At this point, you might ask if they think you’re ready to go into the fire yet. Keep them involved by letting them point out what’s missing—gloves, helmet, what else? The SCBA; sometimes they get this, and sometimes they don’t.

Explain the SCBA on their level:

“It goes on just like the backpack you wore to school today. In the back is a tank or a bottle filled with regular air just like we are breathing right now. A special machine takes the air and pushes a whole bunch of it through here (point to the valve) into the bottle. There’s enough air in here so that you could sit on your couch and breath from the tank and watch two episodes of Sponge Bob on the TV.

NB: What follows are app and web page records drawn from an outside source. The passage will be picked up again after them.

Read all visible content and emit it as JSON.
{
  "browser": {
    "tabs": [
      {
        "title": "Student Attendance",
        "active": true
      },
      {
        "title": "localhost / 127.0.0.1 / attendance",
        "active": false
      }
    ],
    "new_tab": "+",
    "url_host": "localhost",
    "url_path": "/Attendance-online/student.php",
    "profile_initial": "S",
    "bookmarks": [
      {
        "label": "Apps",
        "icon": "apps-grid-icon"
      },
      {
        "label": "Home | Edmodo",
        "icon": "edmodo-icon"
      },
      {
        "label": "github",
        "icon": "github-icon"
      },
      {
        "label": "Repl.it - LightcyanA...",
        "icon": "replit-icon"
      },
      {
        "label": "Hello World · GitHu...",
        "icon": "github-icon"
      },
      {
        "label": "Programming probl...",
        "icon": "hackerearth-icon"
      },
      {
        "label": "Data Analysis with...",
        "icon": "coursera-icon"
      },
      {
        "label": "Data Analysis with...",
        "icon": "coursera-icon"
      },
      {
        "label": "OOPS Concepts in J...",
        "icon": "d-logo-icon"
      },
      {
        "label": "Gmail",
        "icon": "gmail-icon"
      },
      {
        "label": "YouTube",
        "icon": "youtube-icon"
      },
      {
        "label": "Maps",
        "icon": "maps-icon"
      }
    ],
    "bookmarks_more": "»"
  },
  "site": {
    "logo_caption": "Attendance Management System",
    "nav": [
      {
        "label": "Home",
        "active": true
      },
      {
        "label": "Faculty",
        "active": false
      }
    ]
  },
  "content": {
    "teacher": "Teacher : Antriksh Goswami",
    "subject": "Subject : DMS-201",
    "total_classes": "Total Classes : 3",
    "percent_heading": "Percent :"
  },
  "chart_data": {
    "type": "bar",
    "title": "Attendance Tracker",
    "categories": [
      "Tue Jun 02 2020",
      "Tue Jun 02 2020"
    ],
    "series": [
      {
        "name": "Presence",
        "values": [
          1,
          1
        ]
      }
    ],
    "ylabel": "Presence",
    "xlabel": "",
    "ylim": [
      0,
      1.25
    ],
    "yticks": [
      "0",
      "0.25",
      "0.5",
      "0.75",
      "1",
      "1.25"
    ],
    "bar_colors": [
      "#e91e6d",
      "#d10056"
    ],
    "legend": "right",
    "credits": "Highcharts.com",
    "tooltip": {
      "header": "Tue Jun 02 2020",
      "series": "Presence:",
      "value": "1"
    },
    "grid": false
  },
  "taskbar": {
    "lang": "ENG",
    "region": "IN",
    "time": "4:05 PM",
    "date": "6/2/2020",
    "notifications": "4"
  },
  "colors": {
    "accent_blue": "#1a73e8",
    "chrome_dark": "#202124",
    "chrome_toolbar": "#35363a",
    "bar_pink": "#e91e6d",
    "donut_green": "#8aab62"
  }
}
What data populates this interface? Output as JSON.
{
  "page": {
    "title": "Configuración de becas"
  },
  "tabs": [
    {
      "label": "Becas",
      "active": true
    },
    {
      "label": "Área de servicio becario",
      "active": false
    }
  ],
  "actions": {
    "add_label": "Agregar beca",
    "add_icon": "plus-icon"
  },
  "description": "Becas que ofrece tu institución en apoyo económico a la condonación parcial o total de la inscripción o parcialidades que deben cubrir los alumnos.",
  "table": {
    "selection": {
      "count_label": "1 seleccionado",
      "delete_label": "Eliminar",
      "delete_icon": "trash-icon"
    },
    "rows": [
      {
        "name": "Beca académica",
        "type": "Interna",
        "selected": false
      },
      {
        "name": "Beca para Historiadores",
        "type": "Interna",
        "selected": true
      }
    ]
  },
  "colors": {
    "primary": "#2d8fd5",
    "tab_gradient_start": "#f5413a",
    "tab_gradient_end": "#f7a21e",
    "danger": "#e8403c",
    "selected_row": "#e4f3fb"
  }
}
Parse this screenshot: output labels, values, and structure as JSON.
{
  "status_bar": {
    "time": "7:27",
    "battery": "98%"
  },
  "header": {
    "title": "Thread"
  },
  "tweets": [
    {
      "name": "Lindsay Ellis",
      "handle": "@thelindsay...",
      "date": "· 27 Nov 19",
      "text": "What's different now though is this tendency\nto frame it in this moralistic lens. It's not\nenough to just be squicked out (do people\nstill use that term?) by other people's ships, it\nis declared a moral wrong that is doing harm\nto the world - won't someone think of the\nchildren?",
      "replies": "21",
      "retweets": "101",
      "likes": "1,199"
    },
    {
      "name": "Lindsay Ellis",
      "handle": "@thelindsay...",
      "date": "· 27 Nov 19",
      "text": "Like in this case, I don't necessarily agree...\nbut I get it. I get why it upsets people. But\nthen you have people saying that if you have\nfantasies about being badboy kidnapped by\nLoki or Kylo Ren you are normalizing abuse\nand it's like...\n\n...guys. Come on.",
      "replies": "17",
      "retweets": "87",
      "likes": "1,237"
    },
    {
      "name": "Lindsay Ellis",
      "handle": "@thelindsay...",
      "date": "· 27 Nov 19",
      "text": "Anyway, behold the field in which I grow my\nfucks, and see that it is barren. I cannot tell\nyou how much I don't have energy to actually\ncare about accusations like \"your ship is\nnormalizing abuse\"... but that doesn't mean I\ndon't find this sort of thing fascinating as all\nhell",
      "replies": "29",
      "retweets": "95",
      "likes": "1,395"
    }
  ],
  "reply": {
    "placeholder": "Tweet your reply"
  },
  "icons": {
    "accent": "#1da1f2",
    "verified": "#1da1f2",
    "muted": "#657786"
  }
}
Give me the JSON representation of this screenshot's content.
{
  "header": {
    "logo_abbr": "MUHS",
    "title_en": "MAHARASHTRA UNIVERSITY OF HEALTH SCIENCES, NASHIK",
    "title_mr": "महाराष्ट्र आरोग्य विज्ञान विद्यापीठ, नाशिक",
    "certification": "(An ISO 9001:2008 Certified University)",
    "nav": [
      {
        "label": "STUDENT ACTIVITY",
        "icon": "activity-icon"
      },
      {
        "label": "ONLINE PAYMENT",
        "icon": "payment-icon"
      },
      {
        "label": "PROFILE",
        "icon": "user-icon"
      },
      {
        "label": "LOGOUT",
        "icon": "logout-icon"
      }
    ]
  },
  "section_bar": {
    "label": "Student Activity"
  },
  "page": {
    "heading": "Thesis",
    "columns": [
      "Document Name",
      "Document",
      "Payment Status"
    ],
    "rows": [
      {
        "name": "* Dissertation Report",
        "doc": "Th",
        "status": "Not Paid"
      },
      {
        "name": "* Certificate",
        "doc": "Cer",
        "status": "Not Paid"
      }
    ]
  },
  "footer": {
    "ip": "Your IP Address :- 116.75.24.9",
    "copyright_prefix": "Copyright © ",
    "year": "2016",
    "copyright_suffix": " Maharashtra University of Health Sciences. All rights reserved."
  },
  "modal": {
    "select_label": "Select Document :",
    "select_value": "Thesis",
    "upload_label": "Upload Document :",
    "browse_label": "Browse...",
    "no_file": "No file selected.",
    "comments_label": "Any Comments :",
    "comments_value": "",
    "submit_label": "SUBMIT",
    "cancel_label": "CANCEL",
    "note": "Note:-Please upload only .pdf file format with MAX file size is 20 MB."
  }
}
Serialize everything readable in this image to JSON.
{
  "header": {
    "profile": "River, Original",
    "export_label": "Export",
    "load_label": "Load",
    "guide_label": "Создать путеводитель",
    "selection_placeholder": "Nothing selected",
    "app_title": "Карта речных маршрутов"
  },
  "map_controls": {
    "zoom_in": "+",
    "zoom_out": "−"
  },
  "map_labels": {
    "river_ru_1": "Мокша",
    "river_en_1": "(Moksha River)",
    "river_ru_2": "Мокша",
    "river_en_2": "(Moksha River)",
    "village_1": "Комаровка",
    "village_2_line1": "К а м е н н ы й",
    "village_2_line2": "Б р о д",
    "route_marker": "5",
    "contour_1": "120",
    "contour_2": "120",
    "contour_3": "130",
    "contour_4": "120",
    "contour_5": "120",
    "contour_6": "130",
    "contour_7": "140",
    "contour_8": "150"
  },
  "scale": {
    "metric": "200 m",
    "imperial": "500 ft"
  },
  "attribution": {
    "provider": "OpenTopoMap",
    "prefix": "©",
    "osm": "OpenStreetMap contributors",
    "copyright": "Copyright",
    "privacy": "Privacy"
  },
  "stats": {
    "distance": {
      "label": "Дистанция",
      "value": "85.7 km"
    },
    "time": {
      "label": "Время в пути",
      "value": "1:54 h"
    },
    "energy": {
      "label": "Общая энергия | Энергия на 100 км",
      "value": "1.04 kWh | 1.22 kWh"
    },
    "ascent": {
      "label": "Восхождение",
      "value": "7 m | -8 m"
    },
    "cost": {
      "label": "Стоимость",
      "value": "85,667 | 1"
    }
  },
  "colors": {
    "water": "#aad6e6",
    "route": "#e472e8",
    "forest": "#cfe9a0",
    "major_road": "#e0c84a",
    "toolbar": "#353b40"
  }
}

“When you brush your teeth or get a drink of water, you know how you turn on the faucet and the water comes out? This bottle has a faucet handle, too. We turn it on, and the air comes out, just like the water in your faucet. Let’s see if we can hear it come out. It comes out of the bottle, through this rubber hose, and into this plastic thing (point to the regulator). All this part does is slow down the air so the firefighter can take the air from the tank one breath at a time.”

Put on the pack. “Let’s listen to the air and see if we can feel it coming out.”

Crack the purge valve a little; let them feel and hear the air.

“I can’t hold this up to my face with my hand, so I need another part to make this work. I need a facepiece. (Show it.) “This is made out of plastic, rubber, and cloth, just like the toys you have at home. (Mentioning some specific toys they probably have, such as G.I. Joe, Barbie, and Hot-Wheels can help them connect with you.) So, if this is made out of the same stuff as your toys, can it hurt you?”

(Let them feel it and look through it.) “I’m going to put on the rest of my things now. The hood—remember the ‘stinky puppet’? I pull that up to cover all my bare skin. My helmet, gloves. Anything else? I need to put this part onto the mask so I can get the air from the tank. Let’s listen to the sound it makes when I breathe from the tank. The air comes out of the tank, through this hose, and into the face mask; I breathe it in through my nose and out through my nose. When I’m coming through the house, I’ll be on my hands and knees like this” (crawl around, and let them touch, see, and hear you).

Remind them that you’re still the same as you were before when you stood before them with the blue jeans and T-shirt showing and that now, with the items you put on over these clothes, you are protected as you go to put out the fire.

Despite this approach, a child may still be scared. It may help if the teacher is willing to put on all the gear or if you spend time with the teacher and student while your partner shows the other students the apparatus. It may also help if you scheduled another trip to the classroom so the children can become more familiar with the equipment and firefighters.

You might be thinking that this is basic information. You’re right. But, we sometimes have to be reminded that approaching youngsters as “warriors” can be too intense or overly technical for some. Such fears can be overcome with patience, practice, and persistence.

MIKE SAUNDERS has been a firefighter with the Bath (NY) Volunteer Fire Department for nine years and has been active in fire safety education. He is a nationally certified fire service instructor.

No posts to display